For someone who spends much of his life paid to be in front of others, I don't much like being looked at. I think, maybe, because there is a huge difference between how I am perceived professionally, at the front of a room in a position of respect, and personally when living an ordinary life. In one part of my life, I am 'speaker' or even 'expert'. In another area of my life I am 'mutant' or even 'disgusting'. It sometimes gives me mental whiplash as I gear up or down between perceptions.
One thing I'm really peculiar about. I don't like to be seen getting out of a car. Because my legs and feet work differently than those of others, I have a convoluted way of exiting vehicles. I know it's graceless and I know it's awkward but I also know that it works surprisingly well. I have found that people outright stare at me while I perform my own little bit of personal gymnastics. They don't even attempt to conceal their odd interest. I get the sense of what it must have been like to be gawked at by those paying a nickle to see 'difference' in canvas tents at carnivals. It's, to me, personally painful.

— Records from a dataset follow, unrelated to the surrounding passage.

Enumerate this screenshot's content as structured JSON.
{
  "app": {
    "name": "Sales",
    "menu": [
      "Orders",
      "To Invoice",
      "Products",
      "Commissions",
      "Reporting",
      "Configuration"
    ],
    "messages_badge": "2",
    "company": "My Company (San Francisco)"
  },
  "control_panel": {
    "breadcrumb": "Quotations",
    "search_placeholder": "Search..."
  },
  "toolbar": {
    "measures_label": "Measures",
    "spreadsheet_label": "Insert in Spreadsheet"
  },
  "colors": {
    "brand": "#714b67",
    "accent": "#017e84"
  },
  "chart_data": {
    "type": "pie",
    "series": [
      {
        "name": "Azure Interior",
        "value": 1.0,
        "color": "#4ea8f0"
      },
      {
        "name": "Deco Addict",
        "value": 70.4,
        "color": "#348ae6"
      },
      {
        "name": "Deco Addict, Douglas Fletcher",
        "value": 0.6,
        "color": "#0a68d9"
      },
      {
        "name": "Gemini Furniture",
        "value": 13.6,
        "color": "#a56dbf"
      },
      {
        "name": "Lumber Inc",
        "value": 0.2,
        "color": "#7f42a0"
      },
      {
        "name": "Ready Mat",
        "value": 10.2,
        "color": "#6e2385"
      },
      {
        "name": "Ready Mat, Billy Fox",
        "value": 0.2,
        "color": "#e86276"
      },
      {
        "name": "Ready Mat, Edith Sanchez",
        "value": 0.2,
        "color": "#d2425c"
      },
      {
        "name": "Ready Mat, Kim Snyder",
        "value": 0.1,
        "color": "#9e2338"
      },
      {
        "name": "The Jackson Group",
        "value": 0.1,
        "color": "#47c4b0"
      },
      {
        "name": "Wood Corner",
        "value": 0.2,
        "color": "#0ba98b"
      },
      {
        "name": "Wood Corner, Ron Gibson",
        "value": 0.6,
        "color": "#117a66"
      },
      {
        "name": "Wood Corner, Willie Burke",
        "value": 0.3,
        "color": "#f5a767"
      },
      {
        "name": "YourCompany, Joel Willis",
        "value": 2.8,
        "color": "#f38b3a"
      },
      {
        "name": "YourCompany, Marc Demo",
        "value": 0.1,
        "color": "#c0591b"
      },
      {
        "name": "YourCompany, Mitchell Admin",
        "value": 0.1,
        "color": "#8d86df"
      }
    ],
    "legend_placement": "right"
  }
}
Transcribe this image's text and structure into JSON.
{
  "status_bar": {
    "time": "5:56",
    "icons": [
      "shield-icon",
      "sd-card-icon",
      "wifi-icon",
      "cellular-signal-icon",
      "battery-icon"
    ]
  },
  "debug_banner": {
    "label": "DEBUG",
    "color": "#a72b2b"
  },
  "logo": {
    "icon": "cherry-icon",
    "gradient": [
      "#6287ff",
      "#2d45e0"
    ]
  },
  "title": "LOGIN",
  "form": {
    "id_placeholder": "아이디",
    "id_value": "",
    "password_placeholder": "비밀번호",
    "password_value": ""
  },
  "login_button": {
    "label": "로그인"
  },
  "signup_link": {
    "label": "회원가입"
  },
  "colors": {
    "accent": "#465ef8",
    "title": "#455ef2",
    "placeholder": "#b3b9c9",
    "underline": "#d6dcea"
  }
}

It's one of those things I mentioned to Joe early on into my disability. After mentioning it, he also noticed the 'sideshow' mentality of those nearby. Without really talking much about it we've developed a kind of tag team effort to keep me safe and to frustrate the onlookers. If there is anyone around, Joe opens the door and then places himself as a block to the view of onlookers. Most of them don't have the moxie to then move around to get a better view of the 'event'.
I appreciate this more than I can say. Though I am not ashamed of my disability, I also do not want to live my life on display. Though I am not ashamed of moving differently, I do not want to perform for the interest of otherwise bored eyes. I like my privacy. I like being able to be different and unseen at the same time. I like to be seen on my terms, not to be defined on 'others'.
Getting out of a car.
Before I became a disabled guy, it was something I never thought about.
After becoming disabled, it's become something different. Something political. Something defiant.
It's like there is new meaning to movement. New meaning to what was once ordinary.
Disability - discover the nature of the new you, discover the nature of the cold stare.